The arts, Watson noted, make a "critically important contribution" to the
cultural life of this community and the state, bringing "many community
members to our campus for outstanding performances and exhibitions."
Watson highlighted events like the Saturday Symposium series, the history department's Emancipation Semester programming, and the "Earth Perfect?" conference this past June for bringing UD alumni back to campus and leveraging new partnerships with cultural institutions in the area.
The School of Public Policy and Administration's pilot project to
catalog its community engagement activities has helped "develop UD's
confidence" to pursue Carnegie Engaged University status this year, he
He also cited associate professor Yassar Payne's participatory action
research project in Eastside and Southbridge, which "not only engages
community members in research but opens them up to career and education
"Many members of CAS make such a Delaware Difference, said Watson, adding, "Our work in these arenas is important and valued."
Watson's address was preceded by remarks from Grasso, whose long tenure at Smith College, renowned for its liberal

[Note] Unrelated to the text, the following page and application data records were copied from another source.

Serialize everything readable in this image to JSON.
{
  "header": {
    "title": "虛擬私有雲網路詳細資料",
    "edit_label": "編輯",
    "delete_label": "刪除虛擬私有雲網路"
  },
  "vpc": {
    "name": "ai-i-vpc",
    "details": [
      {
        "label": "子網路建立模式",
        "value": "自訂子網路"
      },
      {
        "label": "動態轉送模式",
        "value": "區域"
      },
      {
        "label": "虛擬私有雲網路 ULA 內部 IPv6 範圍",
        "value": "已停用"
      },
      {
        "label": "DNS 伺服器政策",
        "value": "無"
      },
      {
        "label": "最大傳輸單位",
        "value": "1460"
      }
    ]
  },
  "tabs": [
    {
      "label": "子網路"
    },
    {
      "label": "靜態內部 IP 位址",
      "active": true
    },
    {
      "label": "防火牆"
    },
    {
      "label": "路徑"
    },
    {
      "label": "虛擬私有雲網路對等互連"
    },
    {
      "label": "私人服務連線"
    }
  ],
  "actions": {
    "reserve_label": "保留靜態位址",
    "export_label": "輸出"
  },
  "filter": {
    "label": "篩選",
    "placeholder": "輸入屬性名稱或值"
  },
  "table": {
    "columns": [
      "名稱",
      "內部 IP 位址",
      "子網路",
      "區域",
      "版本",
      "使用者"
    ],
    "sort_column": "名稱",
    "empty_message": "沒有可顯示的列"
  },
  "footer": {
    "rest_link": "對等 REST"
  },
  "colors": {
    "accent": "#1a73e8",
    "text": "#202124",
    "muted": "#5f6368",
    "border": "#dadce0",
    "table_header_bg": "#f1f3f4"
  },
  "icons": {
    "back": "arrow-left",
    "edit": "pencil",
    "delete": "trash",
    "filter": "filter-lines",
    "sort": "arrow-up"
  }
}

arts education, made him feel "at home" in the "oldest and largest of
UD's seven colleges."
"In a world that's changing as rapidly as ours, we have an obligation
to ensure that our students can think broadly across disciplines and
consider the human dimensions at the heart of the grand challenges of
our day," said Grasso. "That is the hallmark of a liberal arts
education," he said, adding, "And it's the very foundation every UD
The annual State of the College event concluded with Watson
introducing the 10 new members of the college faculty, two post-doctoral
fellows in the Center for the Study of Diversity, six preceptors for
the ISE Lab and new staff hires and interim appointments in the